This lasted until the monkeys discovered it! To enlighten you, we were dealing with two main species: the vervet (Chlorocebus aethiops) and the mantled guereza (Colobus guereza), also known as black and white colobus. We loved watching them in the wild but not in our garden. The vervets were the main menace but the colobus, a hervivorous species, would also come down from their normal arboreal habitat to enjoy our garden. It is one thing to deal with small pests (insects, mollusks) and another one to control birds and/or mammals! To make matters worse, monkeys have quite developed brains, are very daring and they arrive in troops! After the first rather devastating visit, the superior primates -us- needed to deploy appropriate measures to prevent this from happening again! Clearly, we were not able to take pest protection measures applied in developed countries (enclosing the garden in chicken wire, flash guns, etc.). We had a problem and needed to act fast!

 

Colobus monkeys keeping an eye on the garden.

Colobus monkeys keeping an eye on the garden.

We did not invent anything new when we decided to consult the local farmers to seek their wisdom on the problem. At the end of the “expert consultations” we came to the conclusion that the best and probably only acceptable solution was to scare them. So, following their advice, we needed to find someone to watch our garden. It is common to see planted areas being watched by farmers from small raised towers from where they can see the crop area and take measures to scare pests away, such as stone throwing, shouting, running after them and other measures that vary according to the intruder. It is a different thing to scare monkeys flock than to chase away an elephant or a hippo!

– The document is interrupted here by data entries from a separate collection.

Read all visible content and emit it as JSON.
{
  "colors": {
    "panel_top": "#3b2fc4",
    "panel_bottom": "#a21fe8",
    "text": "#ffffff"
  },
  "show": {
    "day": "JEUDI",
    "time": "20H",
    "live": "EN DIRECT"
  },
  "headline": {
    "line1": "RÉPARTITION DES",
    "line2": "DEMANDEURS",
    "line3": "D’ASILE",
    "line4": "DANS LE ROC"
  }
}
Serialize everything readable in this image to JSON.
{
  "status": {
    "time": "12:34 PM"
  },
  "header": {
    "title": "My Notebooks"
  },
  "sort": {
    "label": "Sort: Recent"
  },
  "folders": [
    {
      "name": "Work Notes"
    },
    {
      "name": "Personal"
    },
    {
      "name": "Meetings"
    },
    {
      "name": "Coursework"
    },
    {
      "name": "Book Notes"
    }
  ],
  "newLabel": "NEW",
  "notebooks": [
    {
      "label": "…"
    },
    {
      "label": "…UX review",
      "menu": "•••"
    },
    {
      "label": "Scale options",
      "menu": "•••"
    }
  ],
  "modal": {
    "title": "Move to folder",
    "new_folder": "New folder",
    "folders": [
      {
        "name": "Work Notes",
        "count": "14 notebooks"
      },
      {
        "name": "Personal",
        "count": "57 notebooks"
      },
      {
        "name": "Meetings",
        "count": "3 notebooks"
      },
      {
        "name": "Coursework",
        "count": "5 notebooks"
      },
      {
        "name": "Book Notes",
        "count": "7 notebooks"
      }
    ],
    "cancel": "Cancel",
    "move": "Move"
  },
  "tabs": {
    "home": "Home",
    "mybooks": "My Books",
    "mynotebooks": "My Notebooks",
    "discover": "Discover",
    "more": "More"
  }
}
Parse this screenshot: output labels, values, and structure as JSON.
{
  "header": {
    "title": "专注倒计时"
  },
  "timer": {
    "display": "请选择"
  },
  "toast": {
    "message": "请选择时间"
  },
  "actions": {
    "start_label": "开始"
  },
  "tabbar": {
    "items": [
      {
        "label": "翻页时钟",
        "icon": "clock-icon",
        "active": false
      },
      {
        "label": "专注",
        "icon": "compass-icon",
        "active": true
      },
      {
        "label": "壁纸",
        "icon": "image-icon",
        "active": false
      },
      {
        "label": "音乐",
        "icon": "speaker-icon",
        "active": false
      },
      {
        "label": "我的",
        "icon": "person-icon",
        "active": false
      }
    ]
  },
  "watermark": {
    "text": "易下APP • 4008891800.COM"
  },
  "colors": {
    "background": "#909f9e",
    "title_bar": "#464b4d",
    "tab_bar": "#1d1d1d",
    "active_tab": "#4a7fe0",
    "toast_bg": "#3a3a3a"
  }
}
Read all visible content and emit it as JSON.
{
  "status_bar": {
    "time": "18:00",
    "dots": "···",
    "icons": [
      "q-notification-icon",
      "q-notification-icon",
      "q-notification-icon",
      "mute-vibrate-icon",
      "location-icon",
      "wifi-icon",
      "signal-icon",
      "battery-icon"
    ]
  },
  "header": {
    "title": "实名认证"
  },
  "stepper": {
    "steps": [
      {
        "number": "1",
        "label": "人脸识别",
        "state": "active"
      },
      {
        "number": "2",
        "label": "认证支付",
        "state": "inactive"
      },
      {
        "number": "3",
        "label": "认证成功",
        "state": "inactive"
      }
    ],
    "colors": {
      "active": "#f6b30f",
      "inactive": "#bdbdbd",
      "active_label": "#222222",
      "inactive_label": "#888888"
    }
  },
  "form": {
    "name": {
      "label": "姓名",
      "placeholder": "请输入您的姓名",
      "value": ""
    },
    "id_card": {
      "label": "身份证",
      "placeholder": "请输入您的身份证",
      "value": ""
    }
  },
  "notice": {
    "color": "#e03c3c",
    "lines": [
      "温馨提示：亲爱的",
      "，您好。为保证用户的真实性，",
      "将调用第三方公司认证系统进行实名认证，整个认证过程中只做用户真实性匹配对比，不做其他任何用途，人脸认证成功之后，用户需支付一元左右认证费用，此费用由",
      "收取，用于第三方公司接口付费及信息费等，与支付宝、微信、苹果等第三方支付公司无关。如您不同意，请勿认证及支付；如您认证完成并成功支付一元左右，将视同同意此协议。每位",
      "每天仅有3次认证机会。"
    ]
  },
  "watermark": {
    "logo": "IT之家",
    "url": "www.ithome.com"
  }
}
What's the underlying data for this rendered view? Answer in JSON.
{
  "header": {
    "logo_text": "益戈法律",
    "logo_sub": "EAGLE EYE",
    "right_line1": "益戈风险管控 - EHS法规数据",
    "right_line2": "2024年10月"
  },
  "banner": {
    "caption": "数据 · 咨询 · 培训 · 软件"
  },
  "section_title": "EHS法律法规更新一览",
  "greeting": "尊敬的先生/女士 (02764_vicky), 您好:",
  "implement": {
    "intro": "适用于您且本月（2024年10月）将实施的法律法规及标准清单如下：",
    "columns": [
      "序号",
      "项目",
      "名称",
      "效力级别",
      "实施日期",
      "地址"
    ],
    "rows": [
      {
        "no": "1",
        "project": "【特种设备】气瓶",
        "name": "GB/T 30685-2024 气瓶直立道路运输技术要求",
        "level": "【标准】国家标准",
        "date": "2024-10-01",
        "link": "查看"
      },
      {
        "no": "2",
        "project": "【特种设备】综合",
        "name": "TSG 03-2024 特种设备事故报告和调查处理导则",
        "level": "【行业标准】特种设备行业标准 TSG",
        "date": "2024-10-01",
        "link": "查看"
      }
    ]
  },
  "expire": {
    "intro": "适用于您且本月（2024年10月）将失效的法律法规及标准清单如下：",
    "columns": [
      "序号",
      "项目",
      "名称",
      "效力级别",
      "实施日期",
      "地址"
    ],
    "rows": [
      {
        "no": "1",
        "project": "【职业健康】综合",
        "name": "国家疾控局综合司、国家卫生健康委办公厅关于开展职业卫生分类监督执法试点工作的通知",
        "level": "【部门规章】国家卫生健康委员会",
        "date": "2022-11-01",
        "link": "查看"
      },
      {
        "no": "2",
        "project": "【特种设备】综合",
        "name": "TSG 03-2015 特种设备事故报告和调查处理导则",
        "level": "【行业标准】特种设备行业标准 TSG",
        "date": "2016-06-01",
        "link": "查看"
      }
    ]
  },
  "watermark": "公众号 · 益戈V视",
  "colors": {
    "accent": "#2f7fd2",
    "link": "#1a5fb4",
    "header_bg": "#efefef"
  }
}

Acting as per the recommendations, we proceeded to find the suitable candidate by consultating with other neighbours. We were fortunate to find a young relative of one of the veterinarins that was presented to us as the solution and he was duly employed to carry out the task. After this measure, although the monkeys at first continued to besiege our garden, they soon gave up and moved off.

A Vervet monkey feeding on stolen produce.

A Vervet monkey feeding on stolen produce.

Once this major problem was dealt with successfully, vegetables were produced in abundance as the climate there is very favourable for plant growth with an average temperature of 18°C and an annual rainfall of about 1800mm and insects were not a major problem.